- Why we’re still talking about voting rights for ex-felons
Sam Merrill is currently clerk of FCWPP’s Legislative Committee and has actively lobbied on voting rights for ex-felons for three years, including last year, when landmark legislation was passed. Sam was also part of a groupthat took turns conducting Quaker meetings in a Pennsylvania prison for about 10 years.
- Should prisoners be allowed to vote while they’re in prison? The Court says “Yes!”
Tom Ewell proposes FCWPP become a “friend of the court.”
- On voting, an excerpt from Walla Walla Journal, a book-length work of nonfiction by Art

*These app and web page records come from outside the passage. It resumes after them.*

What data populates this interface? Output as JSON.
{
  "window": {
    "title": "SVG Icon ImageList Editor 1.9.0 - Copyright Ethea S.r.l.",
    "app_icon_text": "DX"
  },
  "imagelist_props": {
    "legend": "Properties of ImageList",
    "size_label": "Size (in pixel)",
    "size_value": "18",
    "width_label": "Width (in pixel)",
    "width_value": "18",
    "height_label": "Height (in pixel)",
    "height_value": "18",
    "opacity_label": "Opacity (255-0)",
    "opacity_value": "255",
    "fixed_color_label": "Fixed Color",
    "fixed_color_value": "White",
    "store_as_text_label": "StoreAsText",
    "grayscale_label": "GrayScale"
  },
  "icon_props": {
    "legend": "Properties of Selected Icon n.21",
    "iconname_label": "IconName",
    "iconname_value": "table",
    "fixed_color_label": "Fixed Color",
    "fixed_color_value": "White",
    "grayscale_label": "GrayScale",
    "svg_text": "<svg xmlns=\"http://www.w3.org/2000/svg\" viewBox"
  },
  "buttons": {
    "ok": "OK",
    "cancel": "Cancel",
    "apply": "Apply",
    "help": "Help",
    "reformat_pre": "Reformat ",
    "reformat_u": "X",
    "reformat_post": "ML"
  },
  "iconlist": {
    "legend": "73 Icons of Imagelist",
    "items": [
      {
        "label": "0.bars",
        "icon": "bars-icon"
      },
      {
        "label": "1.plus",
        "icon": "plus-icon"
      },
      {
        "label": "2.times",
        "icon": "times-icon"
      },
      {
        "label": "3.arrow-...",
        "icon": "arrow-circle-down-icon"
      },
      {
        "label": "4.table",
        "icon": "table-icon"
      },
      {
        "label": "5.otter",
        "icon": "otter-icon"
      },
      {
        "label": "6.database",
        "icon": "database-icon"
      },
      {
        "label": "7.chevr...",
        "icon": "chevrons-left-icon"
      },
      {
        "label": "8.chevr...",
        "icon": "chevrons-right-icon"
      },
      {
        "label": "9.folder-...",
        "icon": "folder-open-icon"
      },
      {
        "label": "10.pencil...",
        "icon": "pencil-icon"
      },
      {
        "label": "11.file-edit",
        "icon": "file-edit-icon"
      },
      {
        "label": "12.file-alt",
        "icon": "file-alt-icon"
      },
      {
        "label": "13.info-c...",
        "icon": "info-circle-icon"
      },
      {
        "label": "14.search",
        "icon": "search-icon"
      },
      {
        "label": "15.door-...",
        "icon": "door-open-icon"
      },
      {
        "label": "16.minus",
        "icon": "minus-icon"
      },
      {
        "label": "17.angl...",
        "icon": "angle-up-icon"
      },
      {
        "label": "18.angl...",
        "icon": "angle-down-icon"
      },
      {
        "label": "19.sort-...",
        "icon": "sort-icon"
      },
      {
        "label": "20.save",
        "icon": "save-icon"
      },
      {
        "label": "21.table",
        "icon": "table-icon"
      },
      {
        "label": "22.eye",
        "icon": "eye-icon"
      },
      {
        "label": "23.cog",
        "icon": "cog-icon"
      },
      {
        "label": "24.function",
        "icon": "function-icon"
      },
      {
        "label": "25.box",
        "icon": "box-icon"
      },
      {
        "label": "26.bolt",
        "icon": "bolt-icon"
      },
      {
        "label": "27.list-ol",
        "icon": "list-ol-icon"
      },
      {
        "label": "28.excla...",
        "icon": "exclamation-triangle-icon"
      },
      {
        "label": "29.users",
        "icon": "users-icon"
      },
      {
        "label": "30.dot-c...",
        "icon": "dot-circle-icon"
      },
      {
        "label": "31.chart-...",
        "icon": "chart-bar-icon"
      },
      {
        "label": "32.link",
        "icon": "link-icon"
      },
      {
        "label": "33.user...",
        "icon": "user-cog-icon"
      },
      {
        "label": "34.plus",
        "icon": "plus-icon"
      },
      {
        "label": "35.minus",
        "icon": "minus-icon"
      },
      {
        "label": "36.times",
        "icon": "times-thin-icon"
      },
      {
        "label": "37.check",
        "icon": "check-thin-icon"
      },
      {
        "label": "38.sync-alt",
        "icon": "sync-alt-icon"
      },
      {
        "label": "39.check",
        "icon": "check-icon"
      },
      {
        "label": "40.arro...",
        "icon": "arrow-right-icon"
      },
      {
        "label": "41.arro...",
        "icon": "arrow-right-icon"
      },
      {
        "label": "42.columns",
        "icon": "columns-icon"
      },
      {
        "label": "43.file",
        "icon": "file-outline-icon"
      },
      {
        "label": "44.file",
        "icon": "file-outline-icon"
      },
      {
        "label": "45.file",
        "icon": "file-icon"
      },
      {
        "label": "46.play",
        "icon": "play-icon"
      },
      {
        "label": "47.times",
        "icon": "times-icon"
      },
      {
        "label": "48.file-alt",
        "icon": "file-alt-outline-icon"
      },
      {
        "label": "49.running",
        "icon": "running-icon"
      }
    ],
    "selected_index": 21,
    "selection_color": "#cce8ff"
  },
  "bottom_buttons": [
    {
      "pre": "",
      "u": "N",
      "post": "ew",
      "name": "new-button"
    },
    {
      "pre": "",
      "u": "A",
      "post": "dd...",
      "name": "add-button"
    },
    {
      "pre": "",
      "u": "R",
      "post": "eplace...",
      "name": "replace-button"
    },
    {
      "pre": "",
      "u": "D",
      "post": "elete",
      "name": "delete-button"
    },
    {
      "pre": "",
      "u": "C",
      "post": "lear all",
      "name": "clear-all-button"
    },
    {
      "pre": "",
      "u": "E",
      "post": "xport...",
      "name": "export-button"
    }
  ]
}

Longworth, who is serving a sentence of Life Without the Possibility of Parole in Washington State Reformatory.
10:45–11:00 WORKING GROUP BRIEFINGS
- Global Climate Change Working Group, headed by Dan Clark
- Restorative Justice Working Group, headed by Paul McCold
11:00–11:30 ECONOMIC JUSTICE
Steven Aldrich, a labor organizer and member of the FCWPP Legislative Committee, explains the array of problems created by the state’s unprecedented revenue shortfall and how the proposals contained in SB 6843 address those problems.
Pick up your sack lunch and leave for the Protect Our Future Rally, which begins at noon on the capital steps. Or, if you prefer, have lunch with others from your legislative district.
12-4 P.M. MEETINGS WITH LEGISLATORS
IN BETWEEN AND AFTER YOUR APPOINTMENTS
If you like, stop by the QLD table in the Pritchard Cafeteria to debrief. We’d love to hear how your lobbying went and how your legislators responded to your concerns.